▶

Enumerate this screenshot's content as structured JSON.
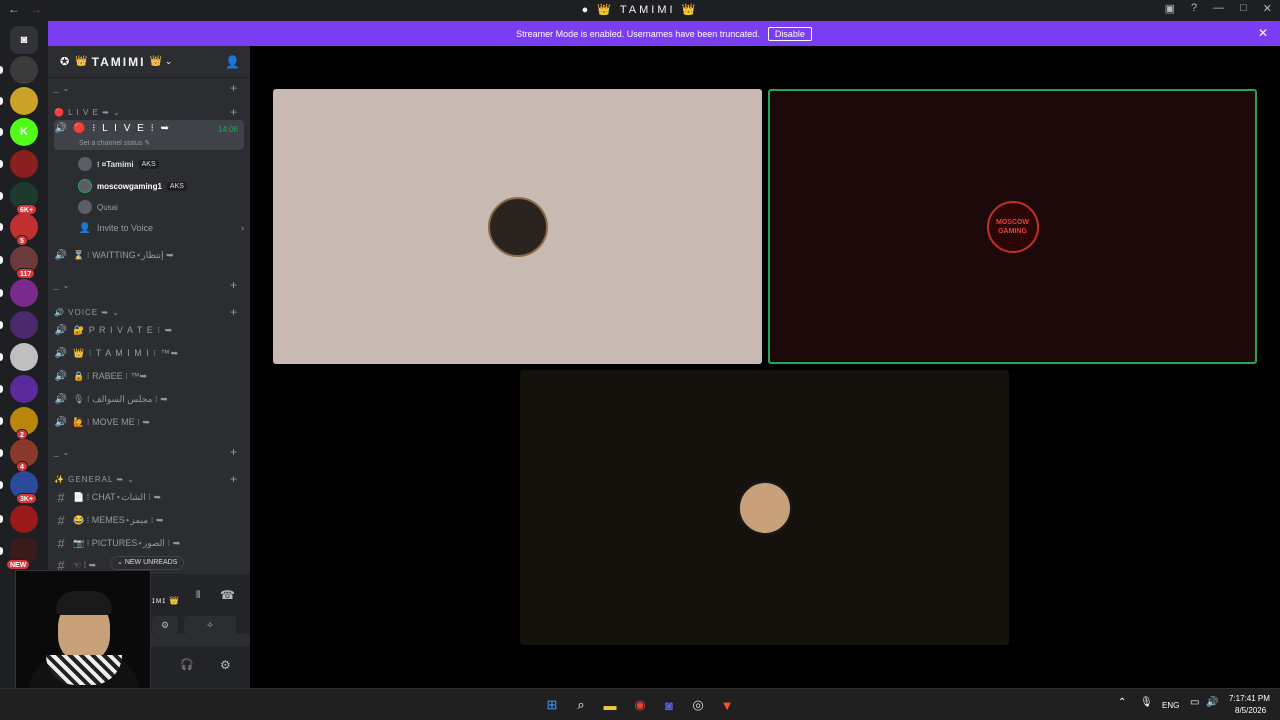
{
  "titlebar": {
    "title": "TAMIMI",
    "crown_glyph": "👑"
  },
  "guilds": [
    {
      "name": "discord-home",
      "badge": "",
      "color": "#313338"
    },
    {
      "name": "server-1",
      "badge": "",
      "color": "#3b3b3b"
    },
    {
      "name": "server-2",
      "badge": "",
      "color": "#c9a227"
    },
    {
      "name": "server-kick",
      "badge": "",
      "color": "#53fc18"
    },
    {
      "name": "server-3",
      "badge": "",
      "color": "#8b1e1e"
    },
    {
      "name": "server-4",
      "badge": "6K+",
      "color": "#1c3a2e"
    },
    {
      "name": "server-5",
      "badge": "5",
      "color": "#c0302e"
    },
    {
      "name": "server-6",
      "badge": "117",
      "color": "#6b3a3a"
    },
    {
      "name": "server-7",
      "badge": "",
      "color": "#7a2a8a"
    },
    {
      "name": "server-8",
      "badge": "",
      "color": "#4a2a6a"
    },
    {
      "name": "server-9",
      "badge": "",
      "color": "#bfbfbf"
    },
    {
      "name": "server-10",
      "badge": "",
      "color": "#5a2a9a"
    },
    {
      "name": "server-11",
      "badge": "2",
      "color": "#b8860b"
    },
    {
      "name": "server-12",
      "badge": "4",
      "color": "#8a3a2a"
    },
    {
      "name": "server-13",
      "badge": "3K+",
      "color": "#2a4a9a"
    },
    {
      "name": "server-14",
      "badge": "",
      "color": "#9a1a1a"
    },
    {
      "name": "server-15",
      "badge": "NEW",
      "color": "#3a1a1a"
    }
  ],
  "banner": {
    "text": "Streamer Mode is enabled. Usernames have been truncated.",
    "button": "Disable"
  },
  "sidebar": {
    "server_name": "TAMIMI",
    "cat1": {
      "label": "_ ⌄"
    },
    "live_cat": {
      "label": "🔴 L I V E ➥ ⌄"
    },
    "live_channel": {
      "label": "🔴 ⁝ L I V E ⁝ ➥",
      "time": "14:06",
      "status": "Set a channel status ✎"
    },
    "members": [
      {
        "name": "⁝ ¤Tamimi",
        "tag": "AKS"
      },
      {
        "name": "moscowgaming1",
        "tag": "AKS"
      },
      {
        "name": "Qusai",
        "tag": ""
      }
    ],
    "invite": "Invite to Voice",
    "waiting": "⌛ ⁝ WAITTING⋆إنتظار ➥",
    "cat2": {
      "label": "_ ⌄"
    },
    "voice_cat": {
      "label": "🔊 VOICE ➥ ⌄"
    },
    "voice_channels": [
      "🔐 P R I V A T E ⁝ ➥",
      "👑 ⁝ T A M I M I ⁝ ™➥",
      "🔒 ⁝ RABEE ⁝ ™➥",
      "🎙 ⁝ مجلس السوالف ⁝ ➥",
      "🙋 ⁝ MOVE ME ⁝ ➥"
    ],
    "cat3": {
      "label": "_ ⌄"
    },
    "general_cat": {
      "label": "✨ GENERAL ➥ ⌄"
    },
    "text_channels": [
      "📄 ⁞ CHAT⋆الشات ⁝ ➥",
      "😂 ⁞ MEMES⋆ميمز ⁝ ➥",
      "📷 ⁞ PICTURES⋆الصور ⁝ ➥",
      "☜ ⁞ ➥"
    ],
    "new_unreads": "NEW UNREADS",
    "voice_panel_name": "ɪᴍɪ 👑"
  },
  "stage": {
    "tiles": [
      {
        "name": "tile-tamimi",
        "bg": "#c8bab2"
      },
      {
        "name": "tile-moscowgaming",
        "bg": "#1c0a0a",
        "speaking": true
      },
      {
        "name": "tile-qusai",
        "bg": "#15120d"
      }
    ],
    "logo_text": "MOSCOW GAMING"
  },
  "taskbar": {
    "lang": "ENG",
    "time": "7:17:41 PM",
    "date": "8/5/2026"
  }
}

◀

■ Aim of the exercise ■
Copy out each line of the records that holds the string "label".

■ Result for this exercise ■
      "label": "_ ⌄"
      "label": "🔴 L I V E ➥ ⌄"
      "label": "🔴 ⁝ L I V E ⁝ ➥",
      "label": "_ ⌄"
      "label": "🔊 VOICE ➥ ⌄"
      "label": "_ ⌄"
      "label": "✨ GENERAL ➥ ⌄"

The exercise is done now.